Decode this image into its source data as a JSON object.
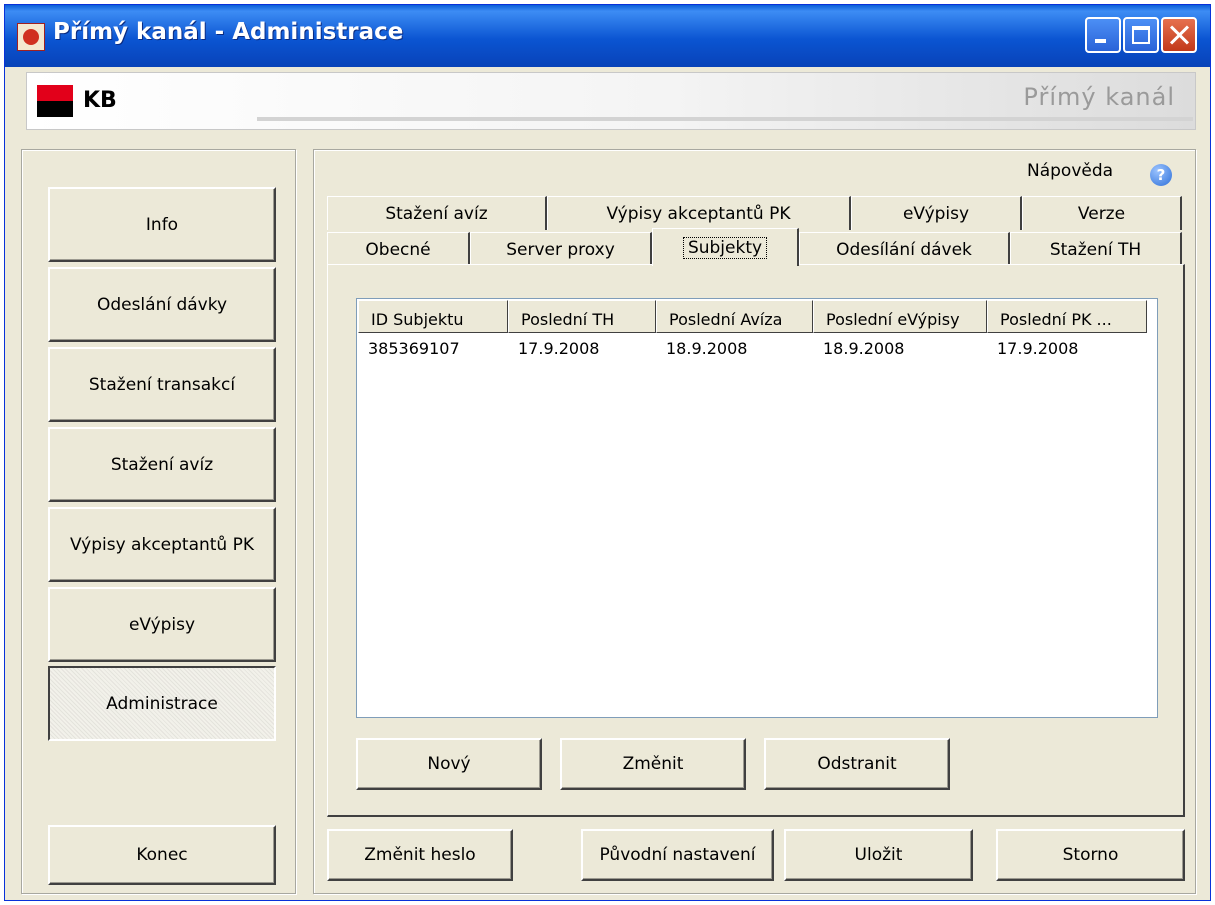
{
  "window": {
    "title": "Přímý kanál - Administrace"
  },
  "banner": {
    "logo_text": "KB",
    "title": "Přímý kanál"
  },
  "sidebar": {
    "items": [
      {
        "label": "Info"
      },
      {
        "label": "Odeslání dávky"
      },
      {
        "label": "Stažení transakcí"
      },
      {
        "label": "Stažení avíz"
      },
      {
        "label": "Výpisy akceptantů PK"
      },
      {
        "label": "eVýpisy"
      },
      {
        "label": "Administrace",
        "active": true
      }
    ],
    "exit_label": "Konec"
  },
  "help": {
    "label": "Nápověda",
    "icon": "help-icon"
  },
  "tabs": {
    "row_back": [
      "Stažení avíz",
      "Výpisy akceptantů PK",
      "eVýpisy",
      "Verze"
    ],
    "row_front": [
      "Obecné",
      "Server proxy",
      "Subjekty",
      "Odesílání dávek",
      "Stažení TH"
    ],
    "active": "Subjekty"
  },
  "table": {
    "columns": [
      "ID Subjektu",
      "Poslední TH",
      "Poslední Avíza",
      "Poslední eVýpisy",
      "Poslední PK ..."
    ],
    "rows": [
      [
        "385369107",
        "17.9.2008",
        "18.9.2008",
        "18.9.2008",
        "17.9.2008"
      ]
    ]
  },
  "actions": {
    "new": "Nový",
    "edit": "Změnit",
    "remove": "Odstranit"
  },
  "footer": {
    "change_password": "Změnit heslo",
    "defaults": "Původní nastavení",
    "save": "Uložit",
    "cancel": "Storno"
  }
}
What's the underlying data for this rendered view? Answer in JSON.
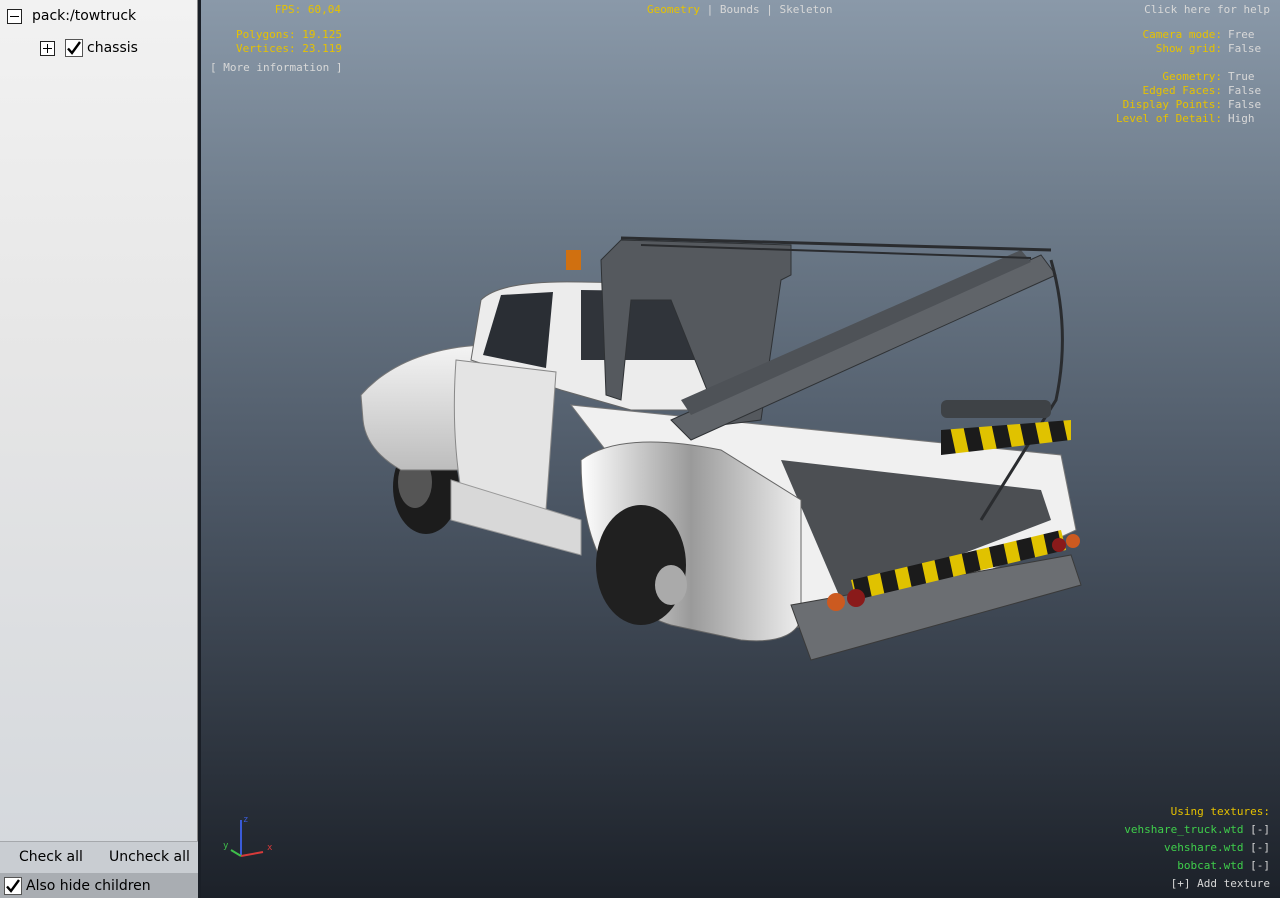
{
  "tree": {
    "root_label": "pack:/towtruck",
    "child_label": "chassis"
  },
  "panel_buttons": {
    "check_all": "Check all",
    "uncheck_all": "Uncheck all",
    "also_hide_children": "Also hide children"
  },
  "hud": {
    "fps_label": "FPS:",
    "fps_value": "60,04",
    "polygons_label": "Polygons:",
    "polygons_value": "19.125",
    "vertices_label": "Vertices:",
    "vertices_value": "23.119",
    "more_info": "[ More information ]",
    "tabs": [
      "Geometry",
      "Bounds",
      "Skeleton"
    ],
    "tab_separator": "|",
    "help": "Click here for help",
    "camera_mode_label": "Camera mode:",
    "camera_mode_value": "Free",
    "show_grid_label": "Show grid:",
    "show_grid_value": "False",
    "geometry_label": "Geometry:",
    "geometry_value": "True",
    "edged_faces_label": "Edged Faces:",
    "edged_faces_value": "False",
    "display_points_label": "Display Points:",
    "display_points_value": "False",
    "lod_label": "Level of Detail:",
    "lod_value": "High"
  },
  "textures": {
    "heading": "Using textures:",
    "items": [
      {
        "name": "vehshare_truck.wtd",
        "action": "[-]"
      },
      {
        "name": "vehshare.wtd",
        "action": "[-]"
      },
      {
        "name": "bobcat.wtd",
        "action": "[-]"
      }
    ],
    "add": "[+] Add texture"
  },
  "axis": {
    "x": "x",
    "y": "y",
    "z": "z"
  },
  "colors": {
    "hud_yellow": "#e6c200",
    "hud_white": "#d8d8d8",
    "texture_green": "#3fcf4b"
  }
}
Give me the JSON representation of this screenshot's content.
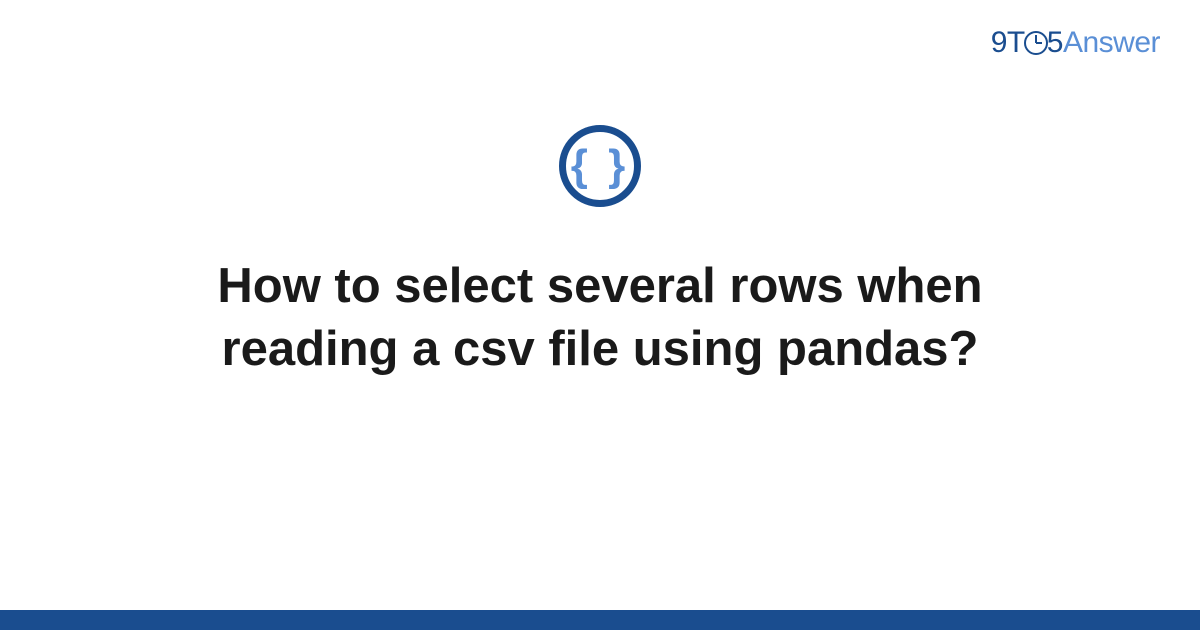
{
  "logo": {
    "nine_t": "9T",
    "five": "5",
    "answer": "Answer"
  },
  "badge": {
    "symbol": "{ }",
    "icon_name": "code-braces-icon"
  },
  "title": "How to select several rows when reading a csv file using pandas?",
  "colors": {
    "brand_dark": "#1a4d8f",
    "brand_light": "#5a8fd6"
  }
}
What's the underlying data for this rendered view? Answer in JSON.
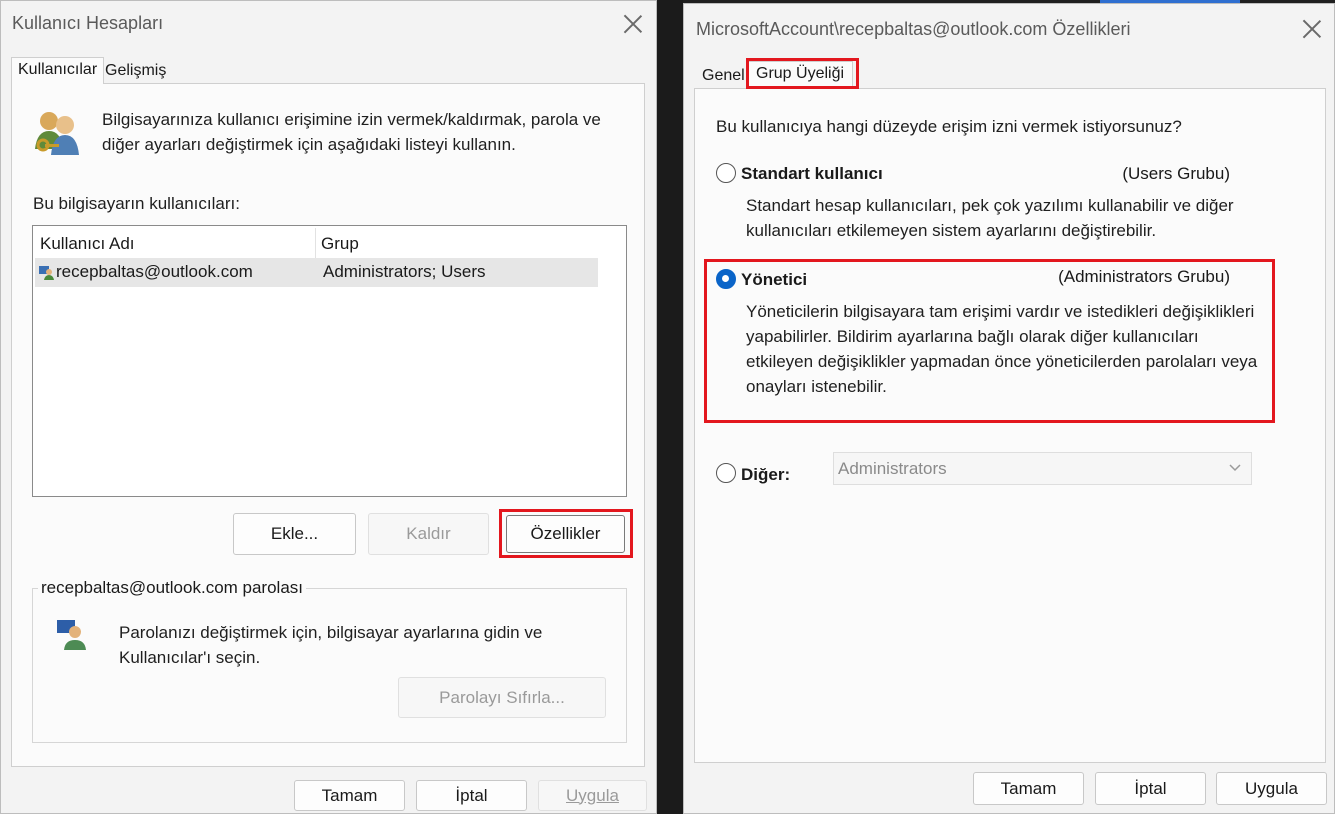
{
  "left_dialog": {
    "title": "Kullanıcı Hesapları",
    "tabs": [
      "Kullanıcılar",
      "Gelişmiş"
    ],
    "intro_text": "Bilgisayarınıza kullanıcı erişimine izin vermek/kaldırmak, parola ve diğer ayarları değiştirmek için aşağıdaki listeyi kullanın.",
    "users_label": "Bu bilgisayarın kullanıcıları:",
    "columns": [
      "Kullanıcı Adı",
      "Grup"
    ],
    "rows": [
      {
        "user": "recepbaltas@outlook.com",
        "group": "Administrators; Users"
      }
    ],
    "buttons": {
      "add": "Ekle...",
      "remove": "Kaldır",
      "properties": "Özellikler"
    },
    "password_group_title": "recepbaltas@outlook.com parolası",
    "password_text": "Parolanızı değiştirmek için, bilgisayar ayarlarına gidin ve Kullanıcılar'ı seçin.",
    "reset_button": "Parolayı Sıfırla...",
    "footer": {
      "ok": "Tamam",
      "cancel": "İptal",
      "apply": "Uygula"
    }
  },
  "right_dialog": {
    "title": "MicrosoftAccount\\recepbaltas@outlook.com Özellikleri",
    "tabs": [
      "Genel",
      "Grup Üyeliği"
    ],
    "question": "Bu kullanıcıya hangi düzeyde erişim izni vermek istiyorsunuz?",
    "standard": {
      "label": "Standart kullanıcı",
      "group": "(Users Grubu)",
      "description": "Standart hesap kullanıcıları, pek çok yazılımı kullanabilir ve diğer kullanıcıları etkilemeyen sistem ayarlarını değiştirebilir."
    },
    "admin": {
      "label": "Yönetici",
      "group": "(Administrators Grubu)",
      "description": "Yöneticilerin bilgisayara tam erişimi vardır ve istedikleri değişiklikleri yapabilirler. Bildirim ayarlarına bağlı olarak diğer kullanıcıları etkileyen değişiklikler yapmadan önce yöneticilerden parolaları veya onayları istenebilir."
    },
    "other": {
      "label": "Diğer:",
      "value": "Administrators"
    },
    "selected": "admin",
    "footer": {
      "ok": "Tamam",
      "cancel": "İptal",
      "apply": "Uygula"
    }
  },
  "colors": {
    "highlight": "#e3171e",
    "radio_selected": "#0a64c8"
  }
}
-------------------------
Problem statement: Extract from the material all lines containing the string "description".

Output of the exercise:
      "description": "Standart hesap kullanıcıları, pek çok yazılımı kullanabilir ve diğer kullanıcıları etkilemeyen sistem ayarlarını değiştirebilir."
      "description": "Yöneticilerin bilgisayara tam erişimi vardır ve istedikleri değişiklikleri yapabilirler. Bildirim ayarlarına bağlı olarak diğer kullanıcıları etkileyen değişiklikler yapmadan önce yöneticilerden parolaları veya onayları istenebilir."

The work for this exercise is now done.